There is a whole area of Christian study about the end times. People spend life times reading cryptic dream passages in Revelations and Daniel and attempt to tell us how the end of everything will play out. It gets a bit ridiculous, frankly.
For example, there are scriptures:
and he provides that no one will be able to buy or to sell, except the one who has the mark, either the name of the beast or the number of his name.
That has been coming true for pretty much all of history. When paper money first appeared, it was the “mark of the beast.” And then credit cards – and now, “Apple Pay.” So many times in history have people thought this was happening only to find out not so much that I have given up trying. That is the thing about predicting the end times, God has a way of telling us what is going to happen and then when He does it, it looks entirely different than what we thought it would. If there is a consistentcy to God’s actions throughout history, that’s it – that people generally don’t recognize them without the benefit of historical perspective.
The first signs of a problem started to emerge around 2014: More young people said the felt overwhelmed and depressed. College counseling centers reported sharp increases in the number of students seeking treatment for mental health issues.
Even as studies were showing increases in symptoms of depression and in suicide among adolescents since 2010, some researchers called the concerns overblown and claimed there simply isn’t enough good data to reach that conclusion.
The idea that there’s an epidemic in anxiety or depression among youth “is simply a myth,” psychiatrist Richard Friedman wrote in The New York Times last year. Others suggested young people were simply more willing to get help when they needed it. Or perhaps counseling centers’ outreach efforts were becoming more effective.

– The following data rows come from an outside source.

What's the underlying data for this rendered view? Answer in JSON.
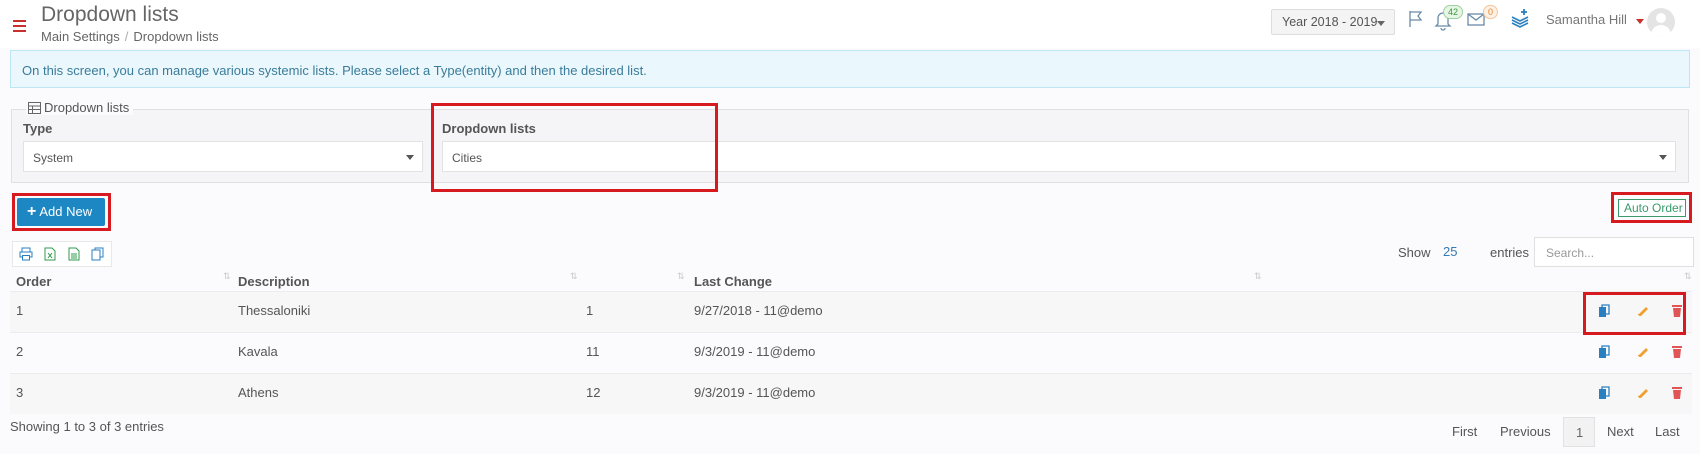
{
  "header": {
    "title": "Dropdown lists",
    "breadcrumb": [
      "Main Settings",
      "Dropdown lists"
    ],
    "breadcrumb_sep": "/",
    "year": "Year 2018 - 2019",
    "notifications_count": "42",
    "messages_count": "0",
    "user_name": "Samantha Hill"
  },
  "info_text": "On this screen, you can manage various systemic lists. Please select a Type(entity) and then the desired list.",
  "filter": {
    "legend": "Dropdown lists",
    "type_label": "Type",
    "type_value": "System",
    "list_label": "Dropdown lists",
    "list_value": "Cities"
  },
  "actions": {
    "add_new": "Add New",
    "auto_order": "Auto Order"
  },
  "table_controls": {
    "show_label": "Show",
    "page_size": "25",
    "entries_label": "entries",
    "search_placeholder": "Search..."
  },
  "table": {
    "columns": [
      "Order",
      "Description",
      "",
      "Last Change"
    ],
    "rows": [
      {
        "order": "1",
        "description": "Thessaloniki",
        "code": "1",
        "last_change": "9/27/2018 - 11@demo"
      },
      {
        "order": "2",
        "description": "Kavala",
        "code": "11",
        "last_change": "9/3/2019 - 11@demo"
      },
      {
        "order": "3",
        "description": "Athens",
        "code": "12",
        "last_change": "9/3/2019 - 11@demo"
      }
    ]
  },
  "footer": {
    "summary": "Showing 1 to 3 of 3 entries",
    "first": "First",
    "previous": "Previous",
    "current_page": "1",
    "next": "Next",
    "last": "Last"
  },
  "colors": {
    "primary_button": "#1d87c4",
    "highlight_box": "#d71920",
    "info_bg": "#eaf7fc",
    "copy_icon": "#2a7fc1",
    "edit_icon": "#f0a030",
    "delete_icon": "#e05555"
  }
}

But a new analysis of a large representative survey reinforces what I – and others – have been saying: The epidemic is all too real. In fact, the increase in mental health issues among teens and young adults is nothing short of staggering.
In a time of great prosperity, that is a truly stunning finding. One must ask how could we find ourselves in such a mess.